═══ EXTRACTED DATA
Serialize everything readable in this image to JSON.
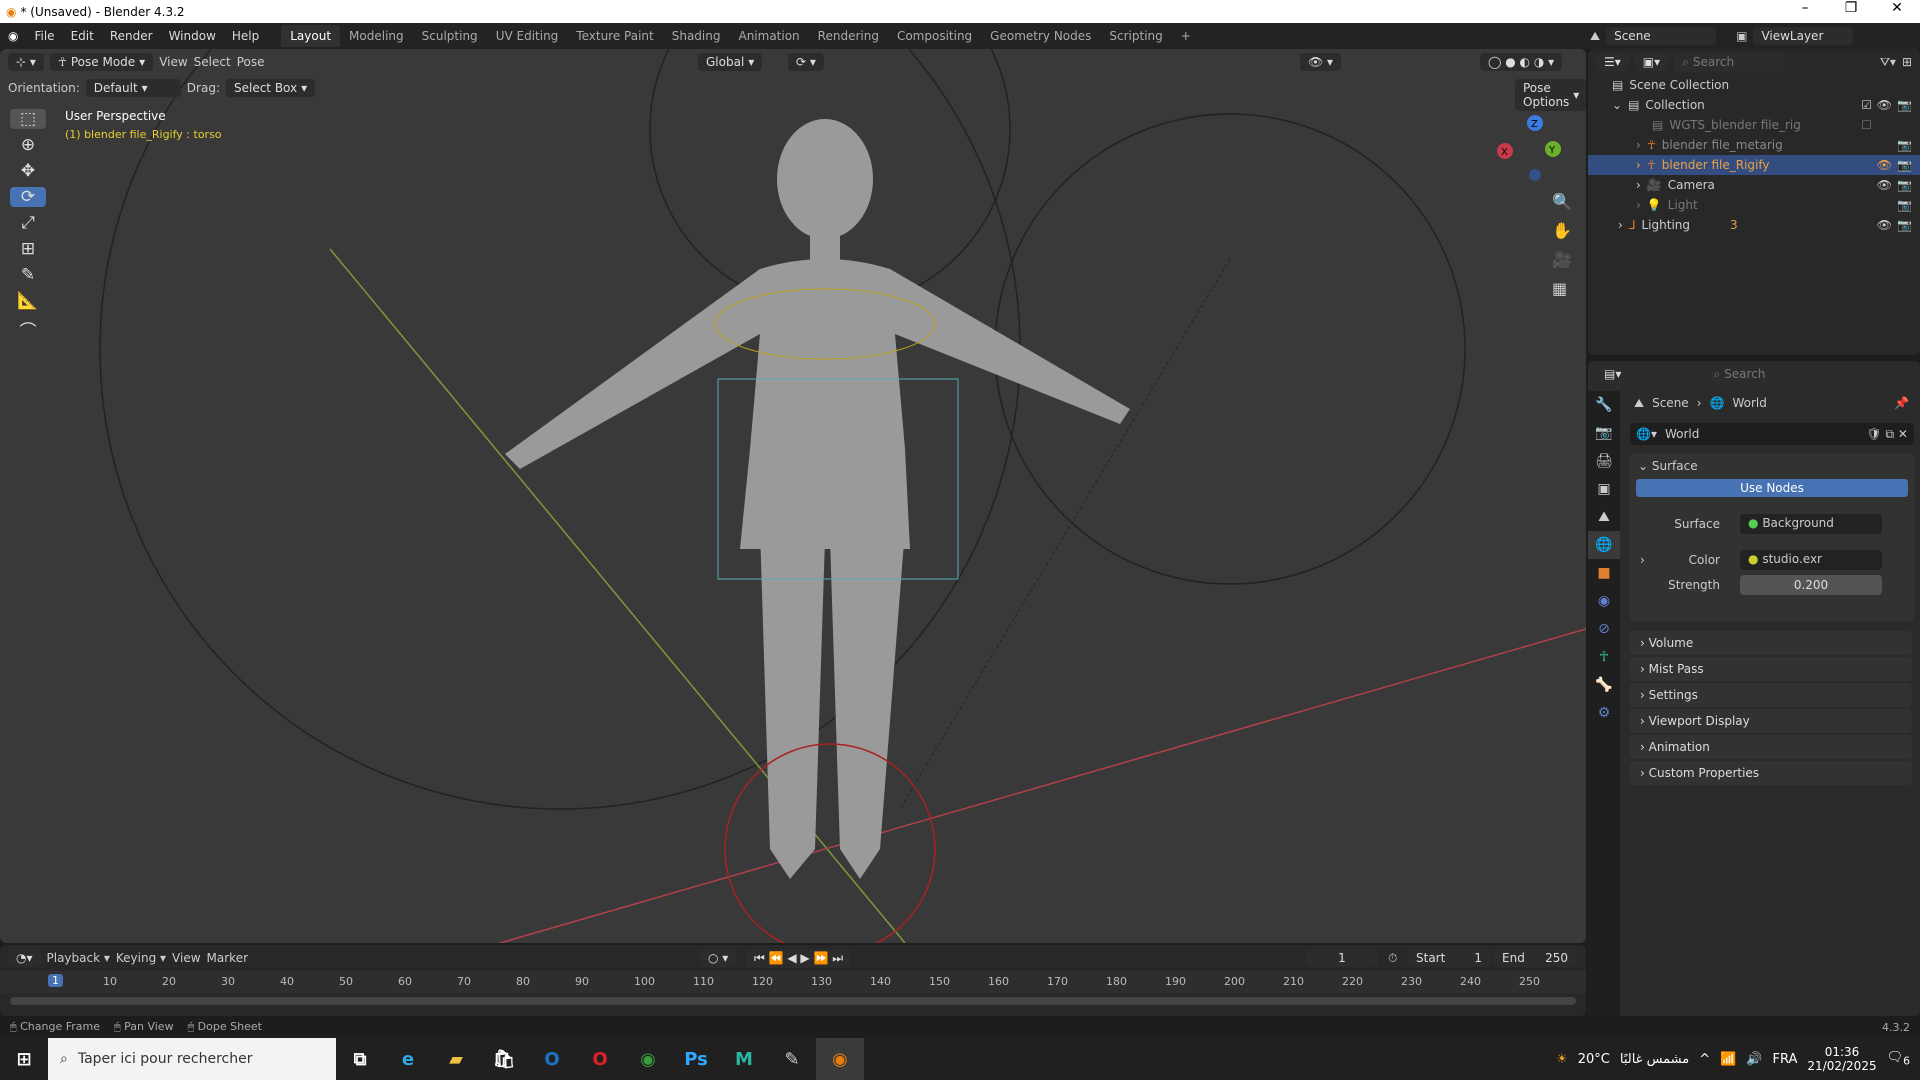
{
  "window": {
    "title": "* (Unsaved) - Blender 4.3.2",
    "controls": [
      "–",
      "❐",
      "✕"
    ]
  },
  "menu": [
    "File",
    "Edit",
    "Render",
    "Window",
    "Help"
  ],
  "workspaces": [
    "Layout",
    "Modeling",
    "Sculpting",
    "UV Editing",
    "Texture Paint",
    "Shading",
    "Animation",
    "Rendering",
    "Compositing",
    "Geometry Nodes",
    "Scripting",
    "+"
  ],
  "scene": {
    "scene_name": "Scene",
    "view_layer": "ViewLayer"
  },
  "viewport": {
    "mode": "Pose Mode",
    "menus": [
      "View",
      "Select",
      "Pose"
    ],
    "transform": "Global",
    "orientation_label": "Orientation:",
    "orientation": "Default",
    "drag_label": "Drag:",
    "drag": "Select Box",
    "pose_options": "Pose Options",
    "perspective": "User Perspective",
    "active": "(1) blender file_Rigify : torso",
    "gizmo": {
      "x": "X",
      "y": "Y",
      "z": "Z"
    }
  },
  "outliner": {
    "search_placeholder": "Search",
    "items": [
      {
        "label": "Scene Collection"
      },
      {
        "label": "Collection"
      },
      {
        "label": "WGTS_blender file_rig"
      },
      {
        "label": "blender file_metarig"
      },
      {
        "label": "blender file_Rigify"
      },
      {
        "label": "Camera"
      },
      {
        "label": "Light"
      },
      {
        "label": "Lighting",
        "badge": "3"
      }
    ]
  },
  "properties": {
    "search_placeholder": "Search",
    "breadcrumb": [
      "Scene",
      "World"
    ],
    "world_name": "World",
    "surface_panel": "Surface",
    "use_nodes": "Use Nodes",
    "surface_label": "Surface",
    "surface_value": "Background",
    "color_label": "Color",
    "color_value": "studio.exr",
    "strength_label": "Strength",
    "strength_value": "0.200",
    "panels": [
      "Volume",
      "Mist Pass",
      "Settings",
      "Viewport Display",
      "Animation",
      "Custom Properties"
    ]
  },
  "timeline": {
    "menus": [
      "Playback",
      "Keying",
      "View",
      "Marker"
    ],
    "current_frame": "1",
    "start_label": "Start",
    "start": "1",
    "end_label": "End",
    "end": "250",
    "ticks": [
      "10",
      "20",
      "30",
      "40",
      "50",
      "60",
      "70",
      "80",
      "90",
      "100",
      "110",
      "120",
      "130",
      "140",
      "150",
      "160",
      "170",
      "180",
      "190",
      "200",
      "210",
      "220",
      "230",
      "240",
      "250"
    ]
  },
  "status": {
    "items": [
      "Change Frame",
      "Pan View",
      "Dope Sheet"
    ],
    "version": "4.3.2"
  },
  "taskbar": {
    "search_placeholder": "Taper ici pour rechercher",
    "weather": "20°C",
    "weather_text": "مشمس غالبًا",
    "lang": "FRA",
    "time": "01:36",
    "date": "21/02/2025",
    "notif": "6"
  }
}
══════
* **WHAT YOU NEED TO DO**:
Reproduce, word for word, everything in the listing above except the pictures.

* **TASK RESULT**:
Serialize everything readable in this image to JSON.
{
  "window": {
    "title": "* (Unsaved) - Blender 4.3.2",
    "controls": [
      "–",
      "❐",
      "✕"
    ]
  },
  "menu": [
    "File",
    "Edit",
    "Render",
    "Window",
    "Help"
  ],
  "workspaces": [
    "Layout",
    "Modeling",
    "Sculpting",
    "UV Editing",
    "Texture Paint",
    "Shading",
    "Animation",
    "Rendering",
    "Compositing",
    "Geometry Nodes",
    "Scripting",
    "+"
  ],
  "scene": {
    "scene_name": "Scene",
    "view_layer": "ViewLayer"
  },
  "viewport": {
    "mode": "Pose Mode",
    "menus": [
      "View",
      "Select",
      "Pose"
    ],
    "transform": "Global",
    "orientation_label": "Orientation:",
    "orientation": "Default",
    "drag_label": "Drag:",
    "drag": "Select Box",
    "pose_options": "Pose Options",
    "perspective": "User Perspective",
    "active": "(1) blender file_Rigify : torso",
    "gizmo": {
      "x": "X",
      "y": "Y",
      "z": "Z"
    }
  },
  "outliner": {
    "search_placeholder": "Search",
    "items": [
      {
        "label": "Scene Collection"
      },
      {
        "label": "Collection"
      },
      {
        "label": "WGTS_blender file_rig"
      },
      {
        "label": "blender file_metarig"
      },
      {
        "label": "blender file_Rigify"
      },
      {
        "label": "Camera"
      },
      {
        "label": "Light"
      },
      {
        "label": "Lighting",
        "badge": "3"
      }
    ]
  },
  "properties": {
    "search_placeholder": "Search",
    "breadcrumb": [
      "Scene",
      "World"
    ],
    "world_name": "World",
    "surface_panel": "Surface",
    "use_nodes": "Use Nodes",
    "surface_label": "Surface",
    "surface_value": "Background",
    "color_label": "Color",
    "color_value": "studio.exr",
    "strength_label": "Strength",
    "strength_value": "0.200",
    "panels": [
      "Volume",
      "Mist Pass",
      "Settings",
      "Viewport Display",
      "Animation",
      "Custom Properties"
    ]
  },
  "timeline": {
    "menus": [
      "Playback",
      "Keying",
      "View",
      "Marker"
    ],
    "current_frame": "1",
    "start_label": "Start",
    "start": "1",
    "end_label": "End",
    "end": "250",
    "ticks": [
      "10",
      "20",
      "30",
      "40",
      "50",
      "60",
      "70",
      "80",
      "90",
      "100",
      "110",
      "120",
      "130",
      "140",
      "150",
      "160",
      "170",
      "180",
      "190",
      "200",
      "210",
      "220",
      "230",
      "240",
      "250"
    ]
  },
  "status": {
    "items": [
      "Change Frame",
      "Pan View",
      "Dope Sheet"
    ],
    "version": "4.3.2"
  },
  "taskbar": {
    "search_placeholder": "Taper ici pour rechercher",
    "weather": "20°C",
    "weather_text": "مشمس غالبًا",
    "lang": "FRA",
    "time": "01:36",
    "date": "21/02/2025",
    "notif": "6"
  }
}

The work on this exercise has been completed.